Last night, Jim Tracy managed the Rockies like I tend to manage my fantasy teams. Tracy, doing his best Tony La Russa impression, obsessed over every possible angle only to have it all blow up in his face. His ninth-inning decision to pinch-hit Jason Giambi for Jonathan Herrera was as bad as it gets. For the life of me, I can’t figure out why he would lift the team’s best situational hitter in a one run ballgame with the speedy Dexter Fowler on first and one out. It was like he didn’t have the patience to play extra innings. He decided that either Giambi or Helton was going to win it with one swing or they were going to lose. Also, it’s not like Herrera was having a bad game. He was two for four with a triple before being pulled. What’s more, before that at-bat, Giambi hadn’t seen a live pitch since the Rox were in Florida over a week ago. Naturally, he struck out on three pitches.
This team has become dangerously reliant on the three-run dinger and Tracy’s move only further enabled that mentality. Over the past week, they have abandoned the grind- it-out approach that worked so well for the first month of the season. In general, they are taking very poor at-bats with runners in scoring position — 0-6 last night. They have not scored over five runs in a game since April 20th.
The bottom half of the lineup is mostly to blame for the team’s recent hitting woes. Basically, it’s a black hole that sucks up momentum and kills rallies. Last night’s sixth, seventh, and eighth hitters are all batting well under .200. In fairness, one of those hitters, Chris Iannetta, has a .395 OBP. Also, Spilly was playing because a lefty was on the bump. But, Jose Lopez is an utter waste of space. In fact, the third base position as a whole has become an offensive vacuum. The platoon of Ty Wigginton and Jose Lopez is very ineffective and it’s time for the Rockies to go in a different direction.
So what’s to be done with the hot corner? Bringing Ian Stewart back is a step in the right direction. I gave up on Ian becoming a star a long time ago, but he’s probably better than Ty Wigginton and definitely a step up from Jose Lopez. Even at his worst, Ian provides the threat of power and gets on base.
In eighty plate appearances this season, Lopez has one walk. He’s also hitting a buck-forty. When the Rockies acquired Lopez, they fooled themselves and their fans into thinking he was an everyday player. Ask any Mariners’ fan about Jose, and they’ll tell you that he’s not very good. If he was, Seattle wouldn’t have dumped him for Chaz Roe. Typically, teams aren’t in the business of trading solid big league talent for middle of the road minor league pitchers.** Lopez is a bench player with a semi-useful glove. If you rely on him to do something more, your team is in big trouble.
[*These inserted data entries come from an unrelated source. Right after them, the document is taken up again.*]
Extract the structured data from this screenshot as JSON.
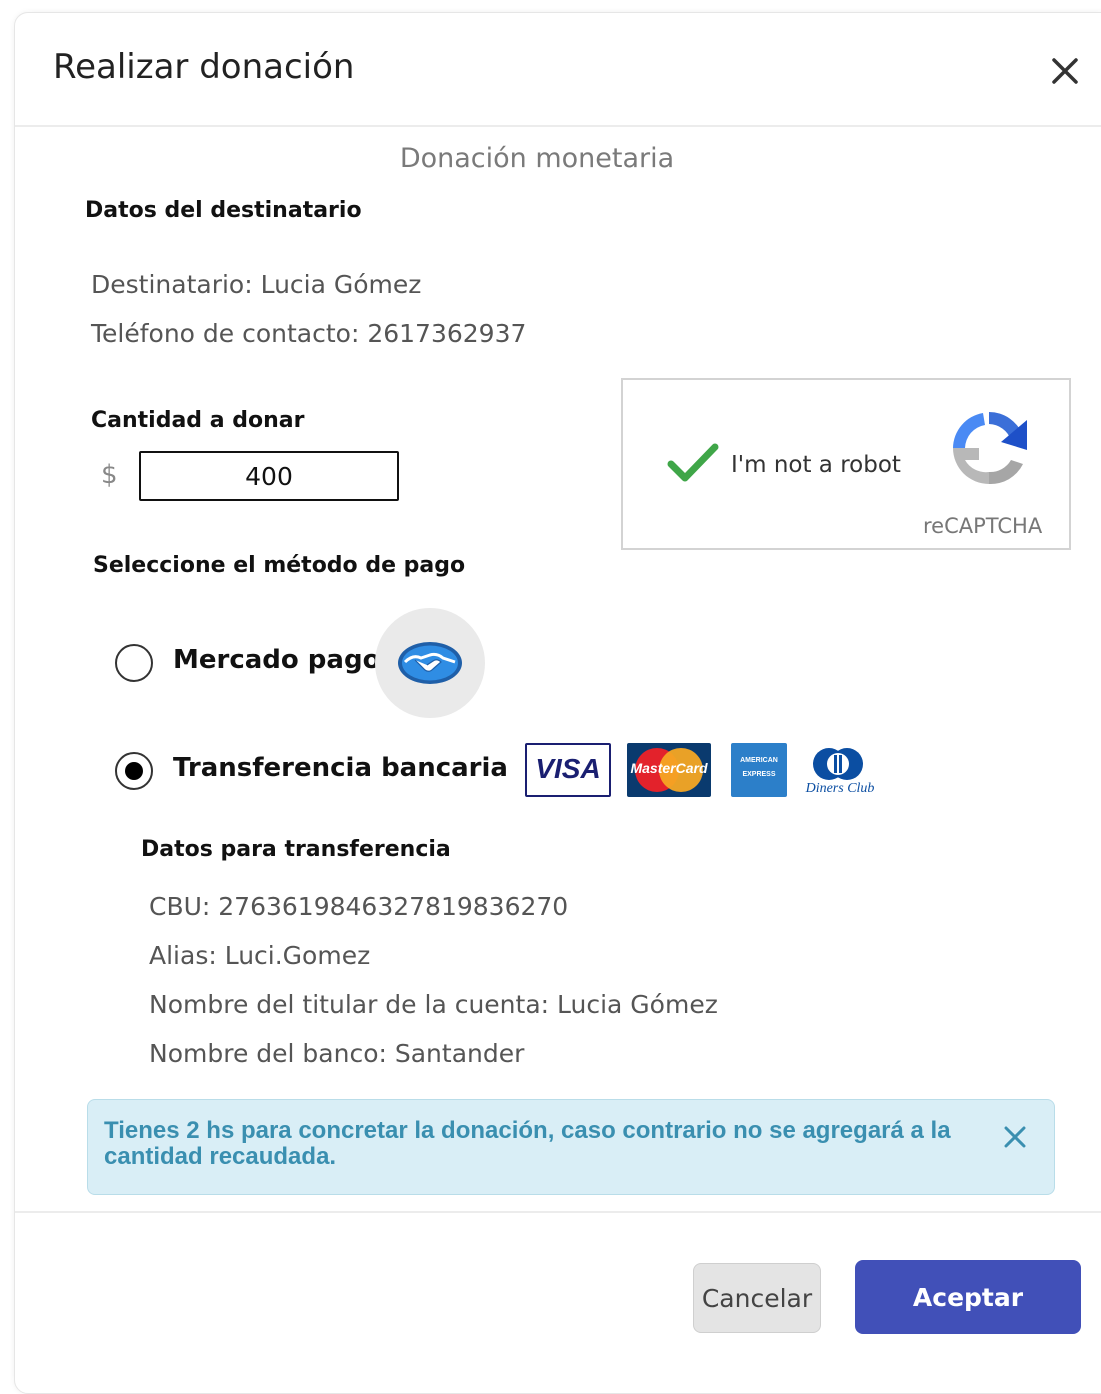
{
  "dialog": {
    "title": "Realizar donación",
    "subtitle": "Donación monetaria"
  },
  "recipient": {
    "heading": "Datos del destinatario",
    "name_line": "Destinatario: Lucia Gómez",
    "phone_line": "Teléfono de contacto: 2617362937"
  },
  "amount": {
    "heading": "Cantidad a donar",
    "currency": "$",
    "value": "400"
  },
  "captcha": {
    "label": "I'm not a robot",
    "brand": "reCAPTCHA",
    "checked": true
  },
  "payment": {
    "heading": "Seleccione el método de pago",
    "options": [
      {
        "label": "Mercado pago",
        "selected": false,
        "icon": "mercado-pago-handshake-icon"
      },
      {
        "label": "Transferencia bancaria",
        "selected": true,
        "icons": [
          "visa-logo",
          "mastercard-logo",
          "american-express-logo",
          "diners-club-logo"
        ]
      }
    ],
    "card_logos": {
      "visa": "VISA",
      "mastercard": "MasterCard",
      "amex_line1": "AMERICAN",
      "amex_line2": "EXPRESS",
      "diners": "Diners Club"
    }
  },
  "transfer": {
    "heading": "Datos para transferencia",
    "cbu": "CBU: 2763619846327819836270",
    "alias": "Alias: Luci.Gomez",
    "holder": "Nombre del titular de la cuenta: Lucia Gómez",
    "bank": "Nombre del banco: Santander"
  },
  "alert": {
    "text": "Tienes 2 hs para concretar la donación, caso contrario no se agregará a la cantidad recaudada."
  },
  "footer": {
    "cancel_label": "Cancelar",
    "accept_label": "Aceptar"
  },
  "colors": {
    "accent": "#4150b8",
    "alert_bg": "#d9eef6",
    "alert_text": "#3a8fb0",
    "check_green": "#3fa648"
  }
}
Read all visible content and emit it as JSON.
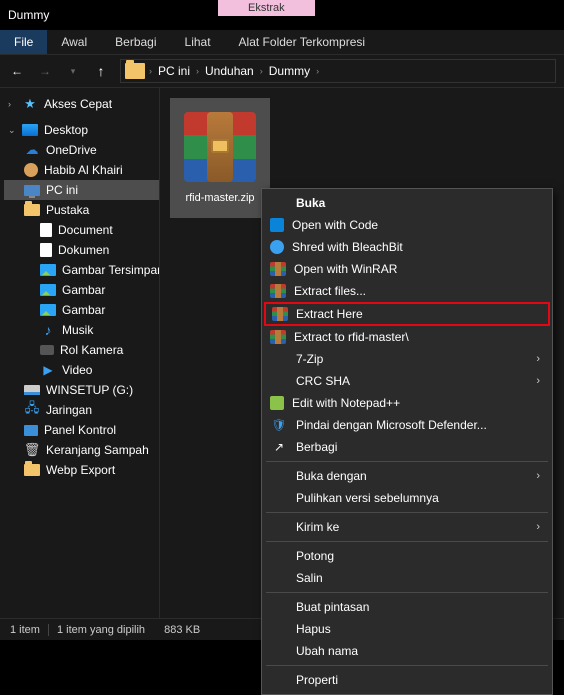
{
  "titlebar": {
    "title": "Dummy",
    "context_tab": "Ekstrak"
  },
  "tabs": {
    "file": "File",
    "home": "Awal",
    "share": "Berbagi",
    "view": "Lihat",
    "compressed": "Alat Folder Terkompresi"
  },
  "breadcrumb": {
    "root": "PC ini",
    "p1": "Unduhan",
    "p2": "Dummy"
  },
  "tree": {
    "quick": "Akses Cepat",
    "desktop": "Desktop",
    "onedrive": "OneDrive",
    "user": "Habib Al Khairi",
    "thispc": "PC ini",
    "libraries": "Pustaka",
    "document": "Document",
    "dokumen": "Dokumen",
    "saved_pictures": "Gambar Tersimpan",
    "gambar1": "Gambar",
    "gambar2": "Gambar",
    "musik": "Musik",
    "rol": "Rol Kamera",
    "video": "Video",
    "winsetup": "WINSETUP (G:)",
    "network": "Jaringan",
    "control": "Panel Kontrol",
    "recycle": "Keranjang Sampah",
    "webp": "Webp Export"
  },
  "file": {
    "name": "rfid-master.zip"
  },
  "menu": {
    "open": "Buka",
    "open_code": "Open with Code",
    "shred": "Shred with BleachBit",
    "open_winrar": "Open with WinRAR",
    "extract_files": "Extract files...",
    "extract_here": "Extract Here",
    "extract_to": "Extract to rfid-master\\",
    "sevenzip": "7-Zip",
    "crc": "CRC SHA",
    "notepad": "Edit with Notepad++",
    "defender": "Pindai dengan Microsoft Defender...",
    "share": "Berbagi",
    "open_with": "Buka dengan",
    "restore": "Pulihkan versi sebelumnya",
    "send_to": "Kirim ke",
    "cut": "Potong",
    "copy": "Salin",
    "shortcut": "Buat pintasan",
    "delete": "Hapus",
    "rename": "Ubah nama",
    "properties": "Properti"
  },
  "status": {
    "count": "1 item",
    "selection": "1 item yang dipilih",
    "size": "883 KB"
  }
}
Currently, Ty Wigginton has a .309 OBP. While that seems rather low for him, it’s actually on par with what he’s done over the last couple of years. However, right now, Wiggy’s biggest problem is a lack of pop. His .383 slugging percentage is a career low and there isn’t much to indicate that he can turn it around. Over the last two seasons, his OPS is right around .730. As bad as Ian was last year, his OPS was close to .800. Also, Ian is much better defensively.
It’s interesting that the Rox would be so patient with Wiggy and Lopez and so impatient with Stewart. Granted, the two new Rockies are established veterans, but this team is better with Ian Stewart at third. It’s unfortunate that he got off to such a rocky start, but he had the right attitude about being sent down, and, according to sources, he found his swing in Colorado Springs. Now Tracy needs to let him play every day — even if he struggles. After time, if Ian can’t figure it out, the Rockies need to make a move. It will be a shame if their season falls apart because they can’t find a third baseman capable of making a contribution.
** The Pirates and Royals are an obvious exception to this rule.